→ **WHAT YOU ARE ASKED TO DO**
State the number of lines in the records beneath that hold the word "this", and add nothing.

→ **TASK DATA**
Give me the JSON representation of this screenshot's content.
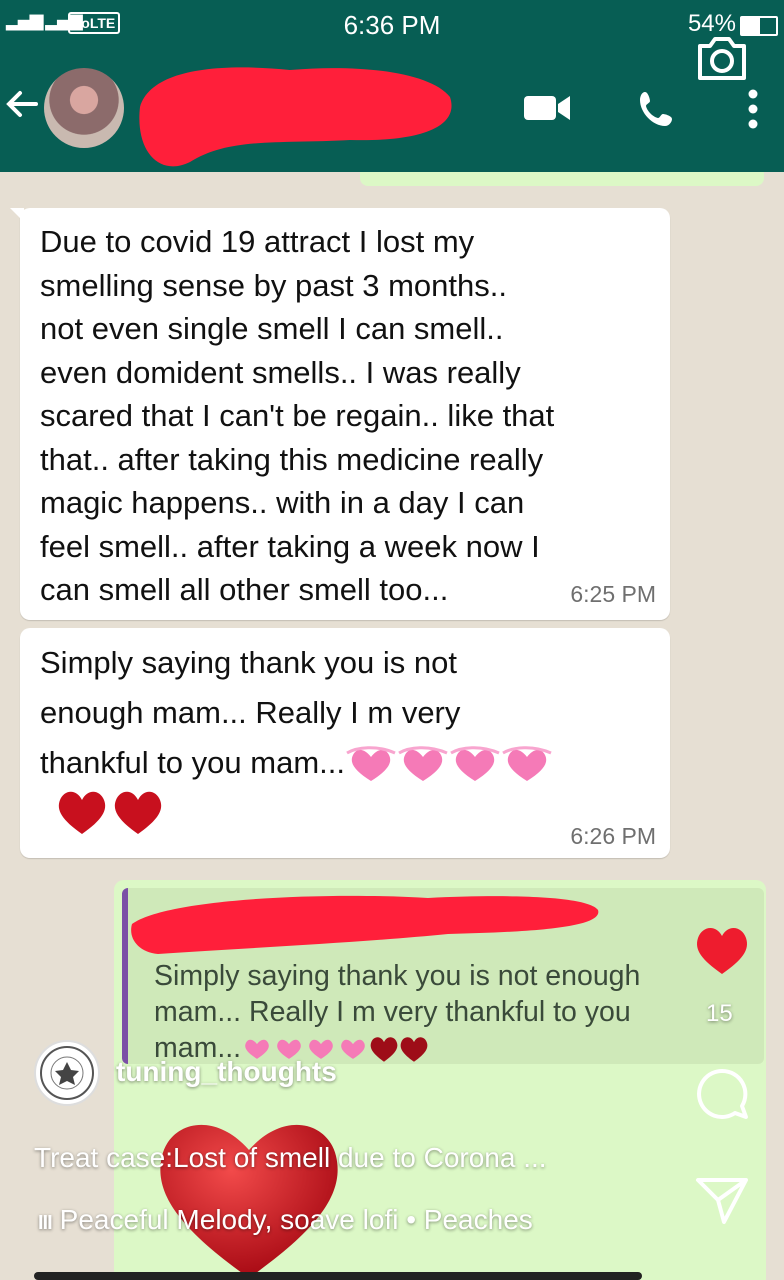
{
  "status_bar": {
    "network": "4G",
    "volte": "VoLTE",
    "time": "6:36 PM",
    "battery": "54%",
    "battery_level": 0.54
  },
  "header": {
    "icons": [
      "back-arrow-icon",
      "video-call-icon",
      "phone-icon",
      "more-icon",
      "camera-icon"
    ]
  },
  "messages": [
    {
      "text": "Due to covid 19 attract I lost my\nsmelling sense by past 3 months..\nnot even single smell I can smell..\neven domident smells.. I was really\nscared that I can't be regain.. like that\nthat.. after taking this medicine really\nmagic happens.. with in a day I can\nfeel smell.. after taking a week now I\ncan smell all other smell too...",
      "time": "6:25 PM"
    },
    {
      "text": "Simply saying thank you is not\nenough mam... Really I m very\nthankful to you mam...",
      "time": "6:26 PM"
    }
  ],
  "reply": {
    "quoted_text": "Simply saying thank you is not enough mam... Really I m very thankful to you mam..."
  },
  "post": {
    "account": "tuning_thoughts",
    "likes": "15",
    "caption": "Treat case:Lost of smell due to Corona ...",
    "music": "Peaceful Melody, soave lofi • Peaches"
  },
  "colors": {
    "header": "#075e54",
    "incoming": "#ffffff",
    "outgoing": "#dcf8c6",
    "redaction": "#ff1f3a",
    "like": "#ee1c2e"
  }
}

→ **OUTPUT**
2